Cocaine Bear doesn’t shy away from being a modern-day exploitation film. Banks piles on the gore in a cartoonish, over-the-top way. There are plenty of dismembered limbs, decapitated heads, and a disembowelment for good measure. The movie isn’t afraid to take a few shots at the war on drugs in a most minimalist manner by simply presenting the hokey PSAs as they are in an opening montage. On the opposite end of the spectrum, Banks doesn’t shy away from having kids outright sampling spoonfuls of cocaine.

The CGI for the bear is fairly passable. The effects are quite convincing during one of the film’s best sequences in which the bear chases down an ambulance to the tune of “Just Can’t Get Enough” by Depeche Mode. Cocaine Bear definitely sets the mood with a soundtrack stacked with 80’s goodness beginning with “Jane” by Jefferson Starship and ending with, what else, “White Lines” by Pusha T.

Even at a brisk 95 minutes, including the end credits, Cocaine Bear could have still used some judicious trimming. The movie meanders about for the first and second acts as it moves a myriad of characters into place. What passes for banter just doesn’t work and you end up waiting for the bear to continue its rampage. The exception is the great Margo Martindale who is a hoot as the bitter Ranger Liz. Clearly someone in casting was a huge fan of The Americans as we also get Keri Russell and Matthew Rhys in a quick cameo as Thornton II.

Video/Audio: 9
The video is presented in 1080p with an aspect ratio of 2.39:1. The disc features a bright and vivid transfer without any noticeable defects.

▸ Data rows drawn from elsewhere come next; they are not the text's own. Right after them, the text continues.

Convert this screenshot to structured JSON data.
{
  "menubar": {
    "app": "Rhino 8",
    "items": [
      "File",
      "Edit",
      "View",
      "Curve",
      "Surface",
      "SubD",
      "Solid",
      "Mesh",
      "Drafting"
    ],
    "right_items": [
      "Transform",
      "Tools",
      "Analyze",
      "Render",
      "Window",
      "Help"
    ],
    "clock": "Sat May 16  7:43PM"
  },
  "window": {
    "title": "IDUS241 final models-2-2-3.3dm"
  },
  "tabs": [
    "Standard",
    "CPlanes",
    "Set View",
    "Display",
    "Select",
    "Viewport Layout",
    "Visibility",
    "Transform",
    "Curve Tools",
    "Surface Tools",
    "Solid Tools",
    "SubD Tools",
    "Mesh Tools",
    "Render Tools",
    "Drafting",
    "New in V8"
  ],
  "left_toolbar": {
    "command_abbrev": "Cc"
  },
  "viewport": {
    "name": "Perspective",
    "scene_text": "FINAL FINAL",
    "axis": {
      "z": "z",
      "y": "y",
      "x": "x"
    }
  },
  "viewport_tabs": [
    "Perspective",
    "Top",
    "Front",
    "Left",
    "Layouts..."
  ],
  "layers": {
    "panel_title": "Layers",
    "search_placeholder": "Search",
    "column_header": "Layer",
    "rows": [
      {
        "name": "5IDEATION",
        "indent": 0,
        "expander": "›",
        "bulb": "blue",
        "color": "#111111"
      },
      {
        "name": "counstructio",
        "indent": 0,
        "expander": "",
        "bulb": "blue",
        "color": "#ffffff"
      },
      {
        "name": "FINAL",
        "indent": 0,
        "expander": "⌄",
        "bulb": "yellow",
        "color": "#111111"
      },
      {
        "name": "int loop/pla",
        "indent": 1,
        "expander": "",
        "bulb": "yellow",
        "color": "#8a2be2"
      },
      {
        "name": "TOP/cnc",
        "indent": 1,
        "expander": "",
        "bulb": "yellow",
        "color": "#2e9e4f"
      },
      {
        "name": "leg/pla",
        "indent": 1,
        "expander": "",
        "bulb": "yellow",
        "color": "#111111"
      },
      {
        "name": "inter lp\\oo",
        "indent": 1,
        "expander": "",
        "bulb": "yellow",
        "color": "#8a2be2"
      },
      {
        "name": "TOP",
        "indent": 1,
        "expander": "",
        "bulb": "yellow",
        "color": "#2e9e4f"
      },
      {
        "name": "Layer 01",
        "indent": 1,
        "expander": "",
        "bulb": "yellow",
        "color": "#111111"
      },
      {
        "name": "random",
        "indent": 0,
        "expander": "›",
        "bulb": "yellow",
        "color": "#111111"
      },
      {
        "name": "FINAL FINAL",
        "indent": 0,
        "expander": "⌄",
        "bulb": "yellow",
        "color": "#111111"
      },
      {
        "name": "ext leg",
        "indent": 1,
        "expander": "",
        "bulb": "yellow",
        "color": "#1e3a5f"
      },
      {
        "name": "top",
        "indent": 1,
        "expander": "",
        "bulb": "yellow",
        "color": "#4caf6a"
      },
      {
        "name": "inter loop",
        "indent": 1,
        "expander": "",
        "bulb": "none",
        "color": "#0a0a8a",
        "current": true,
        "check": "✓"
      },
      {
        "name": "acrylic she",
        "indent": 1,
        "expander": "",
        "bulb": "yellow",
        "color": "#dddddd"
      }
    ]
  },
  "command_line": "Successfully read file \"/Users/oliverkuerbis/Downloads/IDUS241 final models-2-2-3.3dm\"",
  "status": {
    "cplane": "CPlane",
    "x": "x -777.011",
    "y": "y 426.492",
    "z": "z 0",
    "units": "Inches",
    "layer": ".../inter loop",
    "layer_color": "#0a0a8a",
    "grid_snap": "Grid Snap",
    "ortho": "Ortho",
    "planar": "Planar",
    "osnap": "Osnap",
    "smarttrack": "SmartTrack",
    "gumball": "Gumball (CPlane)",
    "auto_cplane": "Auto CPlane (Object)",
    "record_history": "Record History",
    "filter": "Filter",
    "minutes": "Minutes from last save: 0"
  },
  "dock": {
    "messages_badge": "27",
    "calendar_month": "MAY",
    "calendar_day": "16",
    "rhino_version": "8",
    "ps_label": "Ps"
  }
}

Intricate details such as the rugged terrain of the woods and every stitch of the bear’s fur shine through.

The audio is presented in DTS-HD Master Audio 7.1. Whether it’s the synth sounds of the 80’s music or the billowing roar of the coked up bear, the audio is well done with crystal clarity.

Extras: 4
The Blu-ray includes an audio commentary track with Elizabeth Banks and producer Max Handelman.

All Roads Lead to Cokey: The Making of Cocaine Bear (9:14) is the standard behind-the-scenes featurette as we look at how the project came about, along with assembling the cast and crew.

Unbearable Bloodbath: Dissecting the Kills (8:16) focuses on the make-up and special effects that went into the movie’s goriest bits.

Doing Lines (4:00) sees the actors goofing around and reading from the script in an overly dramatic fashion.

Rounding out the disc are a gag reel, a collection of deleted & extended scenes, and an alternate ending that plays out more like an unused post-credit scene.

Film Value: 6
Cocaine Bear really cooks when there’s cocaine and a bear on screen. The story falls flat whenever we delve into each character’s personal lives and foibles. Overall, this is a fun attempt at making a mindless and bloody B-movie.

Leave a Reply

Your email address will not be published. Required fields are marked *